#### EXERCISE:
Read each of the lines below and tally those with "JSON"; the tally is the whole answer.

□ □ □ □ □

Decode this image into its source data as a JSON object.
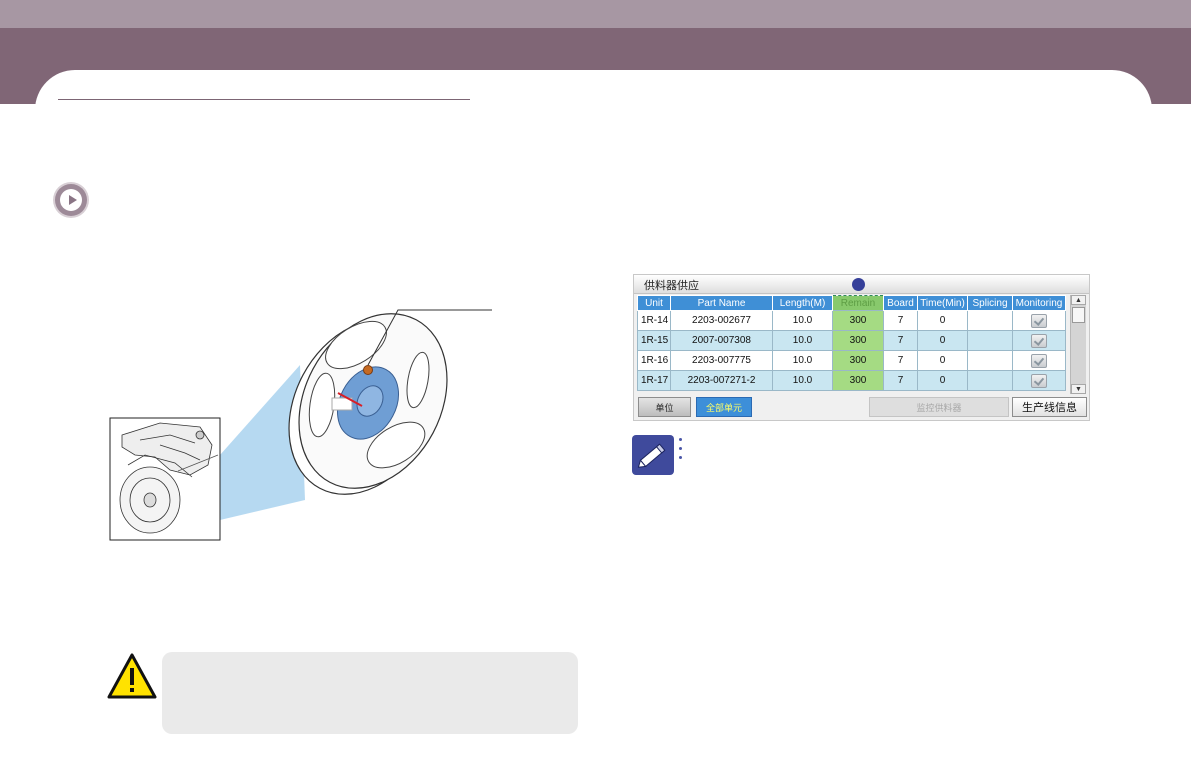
{
  "feeder_panel": {
    "title": "供料器供应",
    "columns": [
      "Unit",
      "Part Name",
      "Length(M)",
      "Remain",
      "Board",
      "Time(Min)",
      "Splicing",
      "Monitoring"
    ],
    "rows": [
      {
        "unit": "1R-14",
        "part_name": "2203-002677",
        "length": "10.0",
        "remain": "300",
        "board": "7",
        "time": "0",
        "splicing": "",
        "monitoring": true
      },
      {
        "unit": "1R-15",
        "part_name": "2007-007308",
        "length": "10.0",
        "remain": "300",
        "board": "7",
        "time": "0",
        "splicing": "",
        "monitoring": true
      },
      {
        "unit": "1R-16",
        "part_name": "2203-007775",
        "length": "10.0",
        "remain": "300",
        "board": "7",
        "time": "0",
        "splicing": "",
        "monitoring": true
      },
      {
        "unit": "1R-17",
        "part_name": "2203-007271-2",
        "length": "10.0",
        "remain": "300",
        "board": "7",
        "time": "0",
        "splicing": "",
        "monitoring": true
      }
    ],
    "buttons": {
      "unit": "单位",
      "all_units": "全部单元",
      "monitor_feeder": "监控供料器",
      "production_info": "生产线信息"
    }
  },
  "icons": {
    "play": "play-circle-icon",
    "warning": "warning-triangle-icon",
    "note": "note-pencil-icon"
  },
  "colors": {
    "header_band": "#806676",
    "header_band_light": "#a797a3",
    "table_header": "#3f8fd6",
    "remain_highlight": "#a5db83",
    "callout_dot": "#353f99"
  }
}
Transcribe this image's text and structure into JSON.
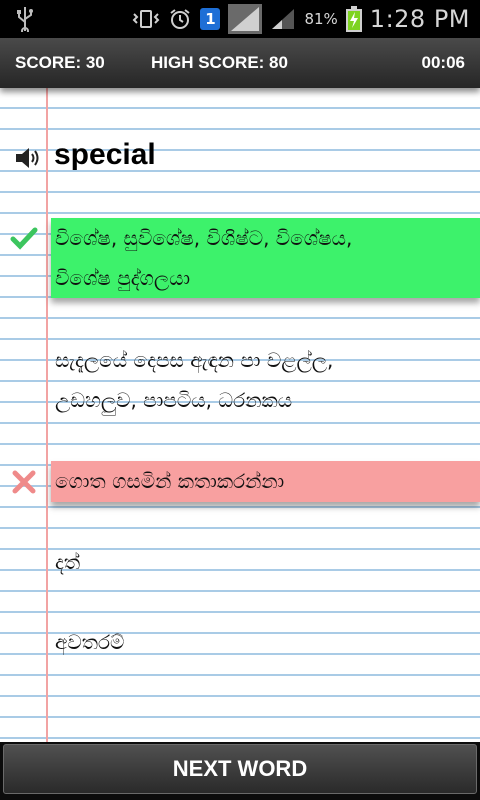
{
  "status_bar": {
    "battery_percent": "81%",
    "time": "1:28 PM",
    "notification_badge": "1",
    "icons": [
      "usb-icon",
      "vibrate-icon",
      "alarm-icon",
      "notification-badge-icon",
      "signal-icon",
      "signal-weak-icon",
      "battery-charging-icon"
    ]
  },
  "score_bar": {
    "score": "SCORE: 30",
    "high_score": "HIGH SCORE: 80",
    "timer": "00:06"
  },
  "quiz": {
    "word": "special",
    "options": [
      {
        "line1": "විශේෂ, සුවිශේෂ, විශිෂ්ට, විශේෂය,",
        "line2": "විශේෂ පුද්ගලයා",
        "state": "correct"
      },
      {
        "line1": "සැදැලයේ දෙපස   ඇඳන පා වළල්ල,",
        "line2": "උඩහලුව, පාපටිය, ධරනකය",
        "state": "none"
      },
      {
        "line1": "ගොත ගසමින් කතාකරන්නා",
        "line2": "",
        "state": "wrong"
      },
      {
        "line1": "දත්",
        "line2": "",
        "state": "none"
      },
      {
        "line1": "අවතරම්",
        "line2": "",
        "state": "none"
      }
    ]
  },
  "colors": {
    "correct_bg": "#3df26b",
    "wrong_bg": "#f8a0a0",
    "check_mark": "#3cc55e",
    "cross_mark": "#ef8a8a",
    "rule_line": "#a9cbe6",
    "margin_line": "#f2a3a3"
  },
  "bottom": {
    "next_label": "NEXT WORD"
  }
}
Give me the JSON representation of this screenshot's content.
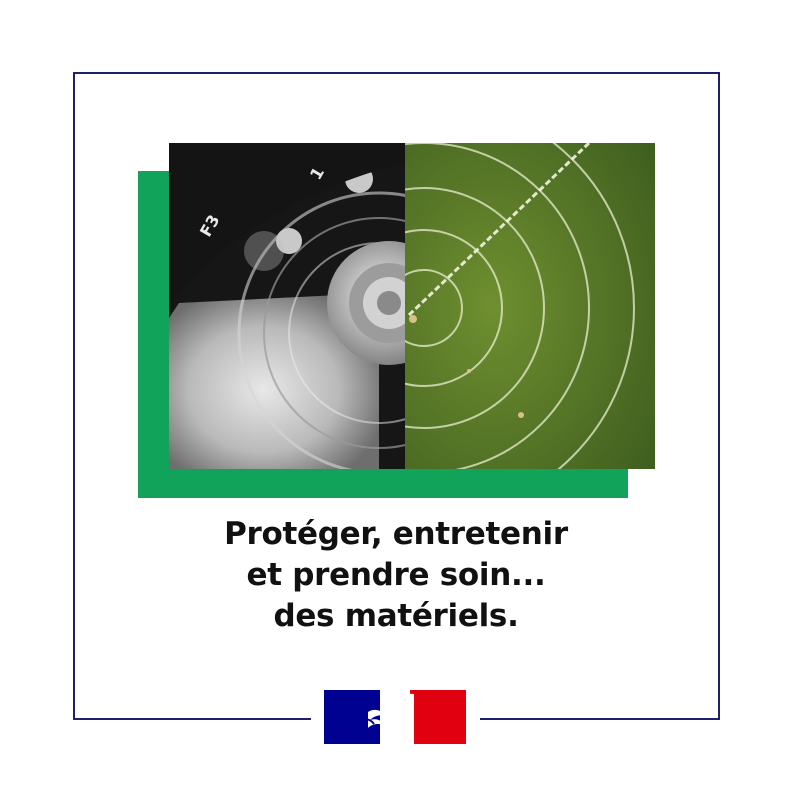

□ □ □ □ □

#### TASK SOLUTION:
3